Pull every line containing "subj" from the listing.

**** Input data

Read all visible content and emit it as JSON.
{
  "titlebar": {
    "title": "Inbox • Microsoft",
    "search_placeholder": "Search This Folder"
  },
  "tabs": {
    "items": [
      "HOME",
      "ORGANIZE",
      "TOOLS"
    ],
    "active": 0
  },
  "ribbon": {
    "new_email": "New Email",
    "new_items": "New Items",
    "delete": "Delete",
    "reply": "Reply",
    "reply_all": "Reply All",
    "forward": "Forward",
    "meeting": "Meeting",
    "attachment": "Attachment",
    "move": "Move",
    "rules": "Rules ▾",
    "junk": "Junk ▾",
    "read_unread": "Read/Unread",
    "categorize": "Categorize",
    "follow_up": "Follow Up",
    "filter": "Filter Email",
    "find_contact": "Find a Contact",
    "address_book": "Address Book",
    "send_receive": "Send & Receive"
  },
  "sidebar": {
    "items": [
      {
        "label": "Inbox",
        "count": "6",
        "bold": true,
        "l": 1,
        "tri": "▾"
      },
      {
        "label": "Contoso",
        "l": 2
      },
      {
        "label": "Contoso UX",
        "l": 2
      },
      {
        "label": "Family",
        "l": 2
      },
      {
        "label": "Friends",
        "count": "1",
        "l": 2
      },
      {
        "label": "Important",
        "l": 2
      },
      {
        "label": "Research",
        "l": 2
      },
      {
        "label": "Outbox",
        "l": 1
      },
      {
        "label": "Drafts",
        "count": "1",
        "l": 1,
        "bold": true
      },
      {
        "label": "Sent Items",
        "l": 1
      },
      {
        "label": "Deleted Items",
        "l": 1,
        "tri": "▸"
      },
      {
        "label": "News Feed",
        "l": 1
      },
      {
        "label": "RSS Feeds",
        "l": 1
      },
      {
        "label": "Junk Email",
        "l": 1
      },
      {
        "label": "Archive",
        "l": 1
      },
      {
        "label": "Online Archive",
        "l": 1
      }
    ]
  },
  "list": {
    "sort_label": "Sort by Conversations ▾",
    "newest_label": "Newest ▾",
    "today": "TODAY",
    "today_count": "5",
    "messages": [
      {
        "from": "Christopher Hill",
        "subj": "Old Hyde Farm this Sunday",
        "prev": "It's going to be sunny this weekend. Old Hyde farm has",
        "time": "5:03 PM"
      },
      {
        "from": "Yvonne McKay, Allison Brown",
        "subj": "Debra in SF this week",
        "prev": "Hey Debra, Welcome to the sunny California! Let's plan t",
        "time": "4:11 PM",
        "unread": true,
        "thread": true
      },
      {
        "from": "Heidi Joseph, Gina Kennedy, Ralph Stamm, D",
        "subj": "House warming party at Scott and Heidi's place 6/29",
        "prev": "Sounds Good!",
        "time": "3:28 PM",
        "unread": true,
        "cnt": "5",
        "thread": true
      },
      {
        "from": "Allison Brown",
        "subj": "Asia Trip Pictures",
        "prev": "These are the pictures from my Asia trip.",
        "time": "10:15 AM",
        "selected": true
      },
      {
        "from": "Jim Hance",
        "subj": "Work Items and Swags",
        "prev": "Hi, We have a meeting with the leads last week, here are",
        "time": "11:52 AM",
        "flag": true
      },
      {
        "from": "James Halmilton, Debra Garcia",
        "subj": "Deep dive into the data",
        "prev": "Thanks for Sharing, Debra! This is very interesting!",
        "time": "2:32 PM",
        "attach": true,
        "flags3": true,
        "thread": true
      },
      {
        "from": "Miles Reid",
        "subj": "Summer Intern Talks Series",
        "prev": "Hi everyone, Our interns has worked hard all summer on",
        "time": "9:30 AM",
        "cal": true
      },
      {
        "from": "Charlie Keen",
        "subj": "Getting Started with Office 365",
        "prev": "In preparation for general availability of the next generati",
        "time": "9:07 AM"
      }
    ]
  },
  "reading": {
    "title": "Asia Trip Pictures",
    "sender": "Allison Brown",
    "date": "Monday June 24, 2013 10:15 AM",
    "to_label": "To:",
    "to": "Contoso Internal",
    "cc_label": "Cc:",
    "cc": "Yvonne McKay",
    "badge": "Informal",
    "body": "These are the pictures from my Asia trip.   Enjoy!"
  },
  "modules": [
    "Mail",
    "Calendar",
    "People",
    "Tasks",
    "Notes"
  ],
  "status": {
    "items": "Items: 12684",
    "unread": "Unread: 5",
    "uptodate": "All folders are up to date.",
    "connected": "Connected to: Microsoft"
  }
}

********

— Answer section —
        "subj": "Old Hyde Farm this Sunday",
        "subj": "Debra in SF this week",
        "subj": "House warming party at Scott and Heidi's place 6/29",
        "subj": "Asia Trip Pictures",
        "subj": "Work Items and Swags",
        "subj": "Deep dive into the data",
        "subj": "Summer Intern Talks Series",
        "subj": "Getting Started with Office 365",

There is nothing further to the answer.